What this task involves.
Nothing but the lines from the one containing "What's the underlying" through the end of the data should be retyped, exactly as they stand, and pictures should not be retyped.

Supplied information.
────────────────────
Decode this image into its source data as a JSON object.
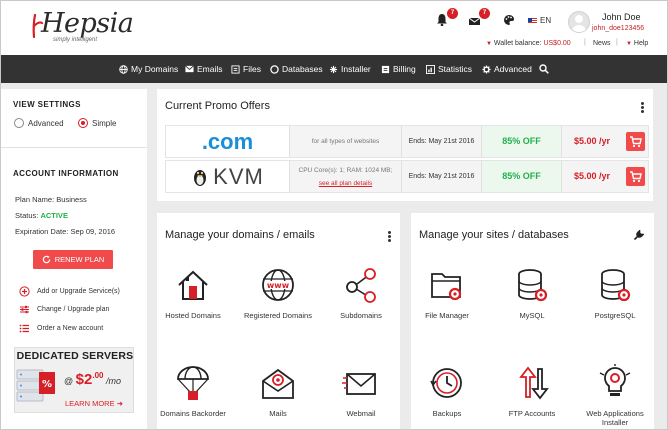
{
  "header": {
    "logo_text": "Hepsia",
    "logo_tagline": "simply intelligent",
    "notifications_count": "7",
    "messages_count": "7",
    "language": "EN",
    "user_name": "John Doe",
    "user_login": "john_doe123456",
    "wallet_label": "Wallet balance: ",
    "wallet_value": "US$0.00",
    "news_label": "News",
    "help_label": "Help"
  },
  "nav": {
    "items": [
      {
        "label": "My Domains",
        "icon": "globe-icon"
      },
      {
        "label": "Emails",
        "icon": "envelope-icon"
      },
      {
        "label": "Files",
        "icon": "files-icon"
      },
      {
        "label": "Databases",
        "icon": "database-icon"
      },
      {
        "label": "Installer",
        "icon": "installer-icon"
      },
      {
        "label": "Billing",
        "icon": "billing-icon"
      },
      {
        "label": "Statistics",
        "icon": "statistics-icon"
      },
      {
        "label": "Advanced",
        "icon": "gear-icon"
      }
    ]
  },
  "sidebar": {
    "view_settings_title": "VIEW SETTINGS",
    "view_advanced": "Advanced",
    "view_simple": "Simple",
    "selected_view": "Simple",
    "account_title": "ACCOUNT INFORMATION",
    "plan_label": "Plan Name: ",
    "plan_value": "Business",
    "status_label": "Status: ",
    "status_value": "ACTIVE",
    "expiration_label": "Expiration Date: ",
    "expiration_value": "Sep 09, 2016",
    "renew_label": "RENEW PLAN",
    "links": [
      "Add or Upgrade Service(s)",
      "Change / Upgrade plan",
      "Order a New account"
    ],
    "ad": {
      "title": "DEDICATED SERVERS",
      "at": "@",
      "price_whole": "$2",
      "price_cents": ".00",
      "per": "/mo",
      "more": "LEARN MORE"
    }
  },
  "promo": {
    "title": "Current Promo Offers",
    "rows": [
      {
        "name": ".com",
        "desc": "for all types of websites",
        "link": "",
        "ends": "Ends: May 21st 2016",
        "discount": "85% OFF",
        "price": "$5.00 /yr"
      },
      {
        "name": "KVM",
        "desc": "CPU Core(s): 1; RAM: 1024 MB;",
        "link": "see all plan details",
        "ends": "Ends: May 21st 2016",
        "discount": "85% OFF",
        "price": "$5.00 /yr"
      }
    ]
  },
  "domains_card": {
    "title": "Manage your domains / emails",
    "tiles": [
      "Hosted Domains",
      "Registered Domains",
      "Subdomains",
      "Domains Backorder",
      "Mails",
      "Webmail"
    ]
  },
  "sites_card": {
    "title": "Manage your sites / databases",
    "tiles": [
      "File Manager",
      "MySQL",
      "PostgreSQL",
      "Backups",
      "FTP Accounts",
      "Web Applications",
      "Installer"
    ]
  },
  "colors": {
    "accent": "#d61f26",
    "success": "#1fb24a",
    "nav_bg": "#333333",
    "com_blue": "#1a8fd6"
  }
}
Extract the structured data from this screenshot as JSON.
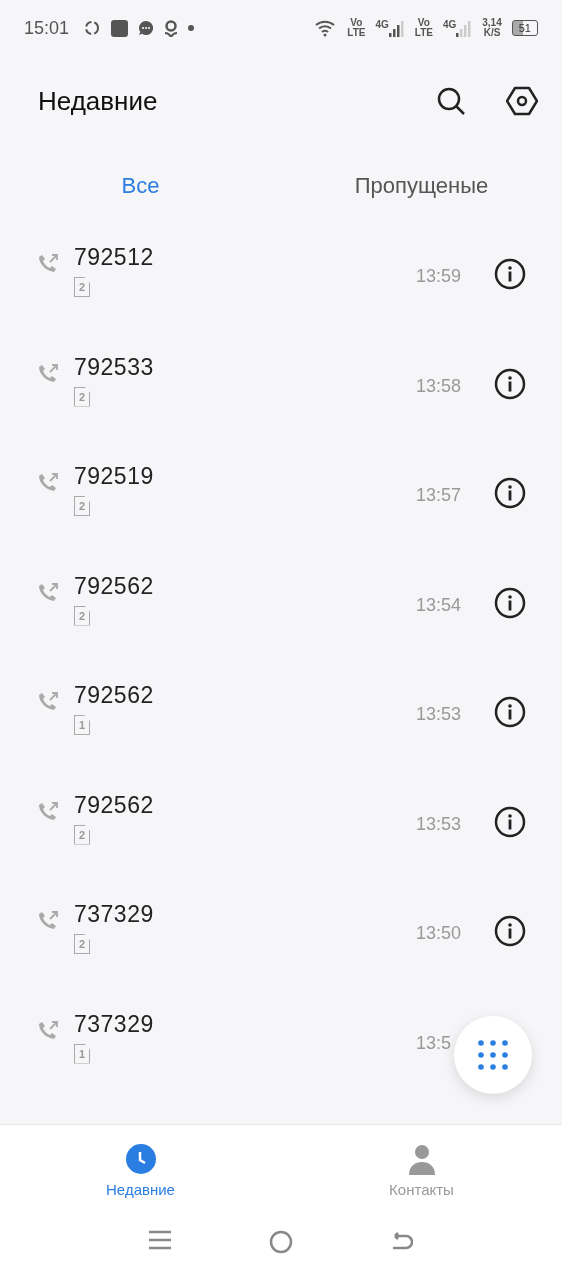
{
  "status_bar": {
    "time": "15:01",
    "network": [
      {
        "vo": "Vo",
        "lte": "LTE",
        "gen": "4G"
      },
      {
        "vo": "Vo",
        "lte": "LTE",
        "gen": "4G"
      }
    ],
    "speed_value": "3,14",
    "speed_unit": "K/S",
    "battery": "51"
  },
  "header": {
    "title": "Недавние"
  },
  "tabs": [
    {
      "label": "Все",
      "selected": true
    },
    {
      "label": "Пропущеные",
      "selected": false
    }
  ],
  "calls": [
    {
      "number": "792512",
      "sim": "2",
      "time": "13:59"
    },
    {
      "number": "792533",
      "sim": "2",
      "time": "13:58"
    },
    {
      "number": "792519",
      "sim": "2",
      "time": "13:57"
    },
    {
      "number": "792562",
      "sim": "2",
      "time": "13:54"
    },
    {
      "number": "792562",
      "sim": "1",
      "time": "13:53"
    },
    {
      "number": "792562",
      "sim": "2",
      "time": "13:53"
    },
    {
      "number": "737329",
      "sim": "2",
      "time": "13:50"
    },
    {
      "number": "737329",
      "sim": "1",
      "time": "13:5"
    }
  ],
  "bottom_nav": [
    {
      "label": "Недавние",
      "kind": "recent",
      "selected": true
    },
    {
      "label": "Контакты",
      "kind": "contacts",
      "selected": false
    }
  ]
}
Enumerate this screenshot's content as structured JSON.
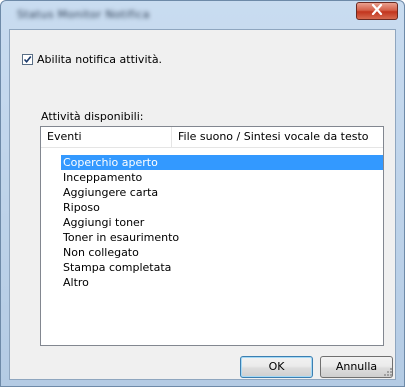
{
  "window": {
    "title": "Status Monitor Notifica",
    "close_icon": "close-icon"
  },
  "settings": {
    "enable_label": "Abilita notifica attività.",
    "enable_checked": true
  },
  "activities": {
    "label": "Attività disponibili:",
    "columns": [
      "Eventi",
      "File suono / Sintesi vocale da testo"
    ],
    "items": [
      "Coperchio aperto",
      "Inceppamento",
      "Aggiungere carta",
      "Riposo",
      "Aggiungi toner",
      "Toner in esaurimento",
      "Non collegato",
      "Stampa completata",
      "Altro"
    ],
    "selected_index": 0
  },
  "buttons": {
    "ok": "OK",
    "cancel": "Annulla"
  },
  "colors": {
    "selection": "#3399ff",
    "close_button": "#c2351e"
  }
}
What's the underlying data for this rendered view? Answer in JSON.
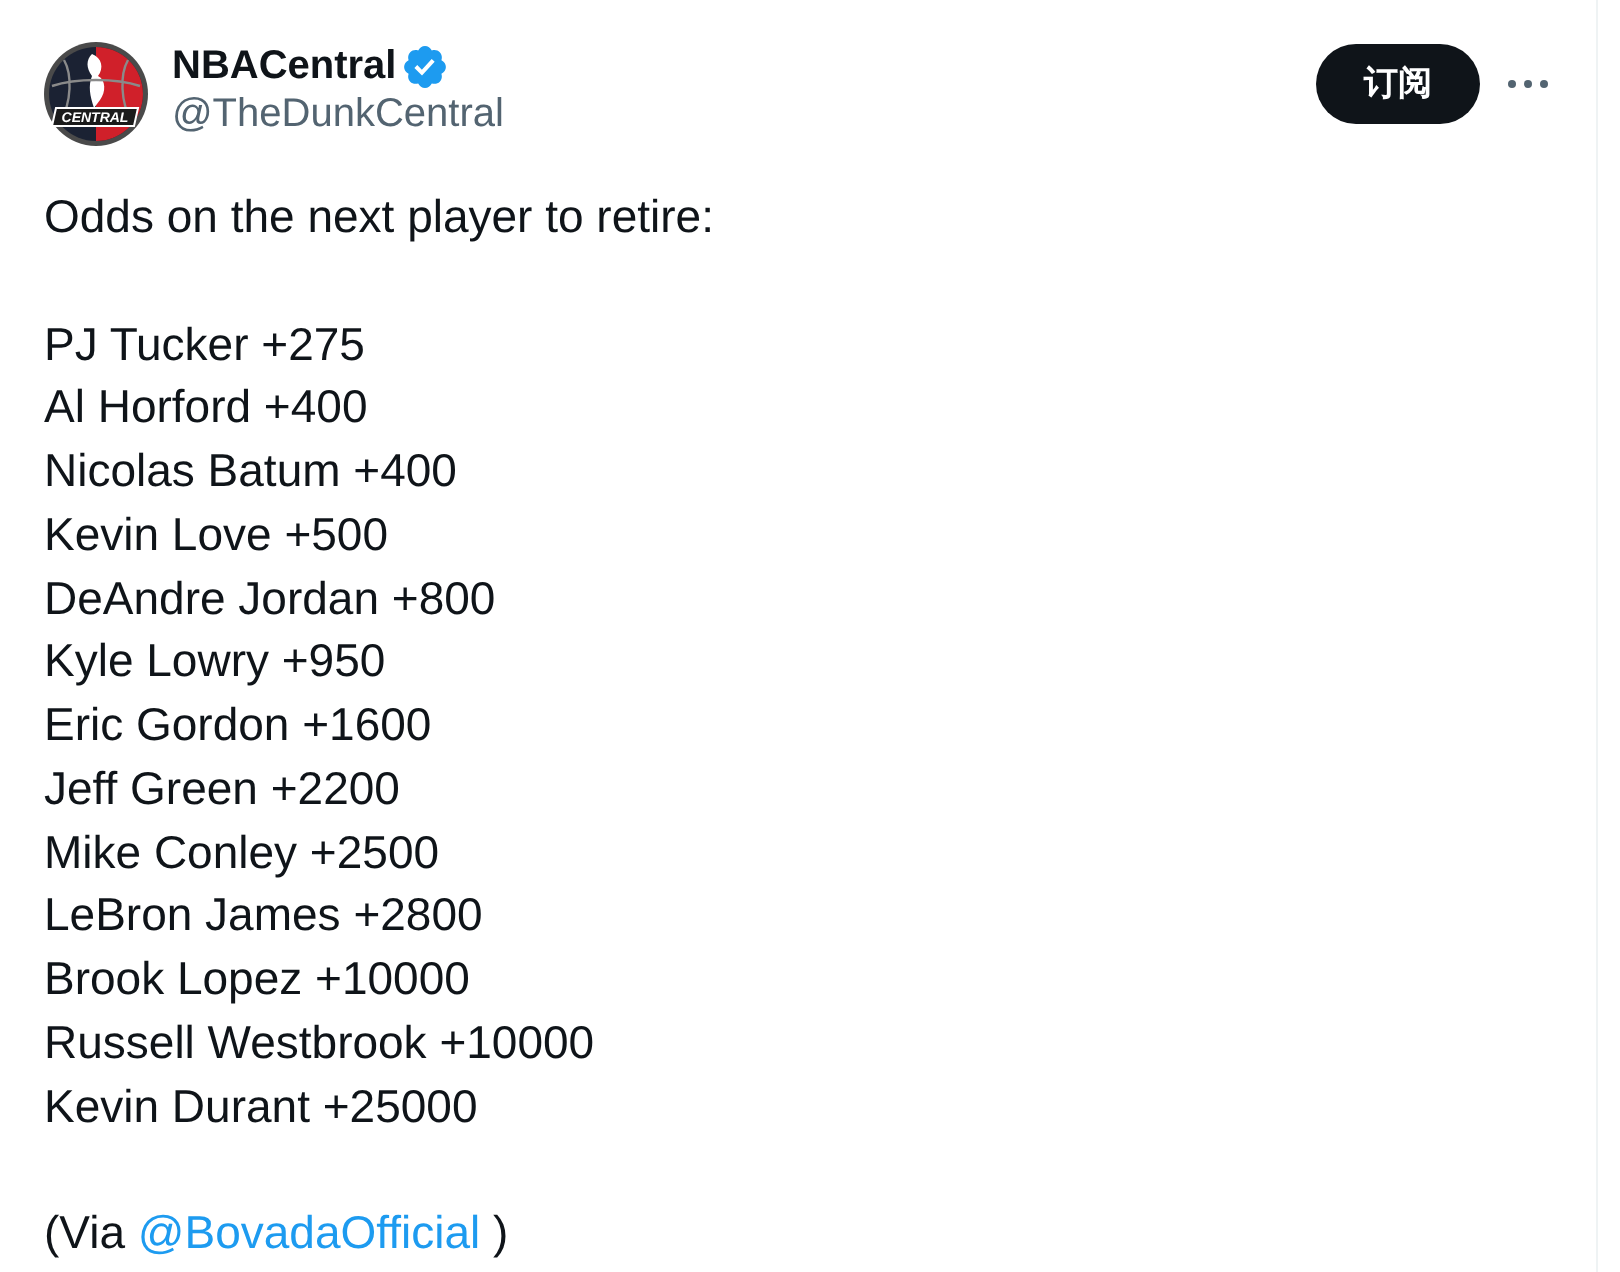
{
  "author": {
    "name": "NBACentral",
    "verified": true,
    "handle": "@TheDunkCentral",
    "logo_text": "CENTRAL"
  },
  "actions": {
    "subscribe": "订阅"
  },
  "tweet": {
    "intro": "Odds on the next player to retire:",
    "odds": [
      "PJ Tucker +275",
      "Al Horford +400",
      "Nicolas Batum +400",
      "Kevin Love +500",
      "DeAndre Jordan +800",
      "Kyle Lowry +950",
      "Eric Gordon +1600",
      "Jeff Green +2200",
      "Mike Conley +2500",
      "LeBron James +2800",
      "Brook Lopez +10000",
      "Russell Westbrook +10000",
      "Kevin Durant +25000"
    ],
    "source": {
      "prefix": "(Via",
      "mention": "@BovadaOfficial",
      "suffix": ")"
    }
  }
}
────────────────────
Your response.
What's the underlying data for this rendered view? Answer in JSON.
{
  "author": {
    "name": "NBACentral",
    "verified": true,
    "handle": "@TheDunkCentral",
    "logo_text": "CENTRAL"
  },
  "actions": {
    "subscribe": "订阅"
  },
  "tweet": {
    "intro": "Odds on the next player to retire:",
    "odds": [
      "PJ Tucker +275",
      "Al Horford +400",
      "Nicolas Batum +400",
      "Kevin Love +500",
      "DeAndre Jordan +800",
      "Kyle Lowry +950",
      "Eric Gordon +1600",
      "Jeff Green +2200",
      "Mike Conley +2500",
      "LeBron James +2800",
      "Brook Lopez +10000",
      "Russell Westbrook +10000",
      "Kevin Durant +25000"
    ],
    "source": {
      "prefix": "(Via",
      "mention": "@BovadaOfficial",
      "suffix": ")"
    }
  }
}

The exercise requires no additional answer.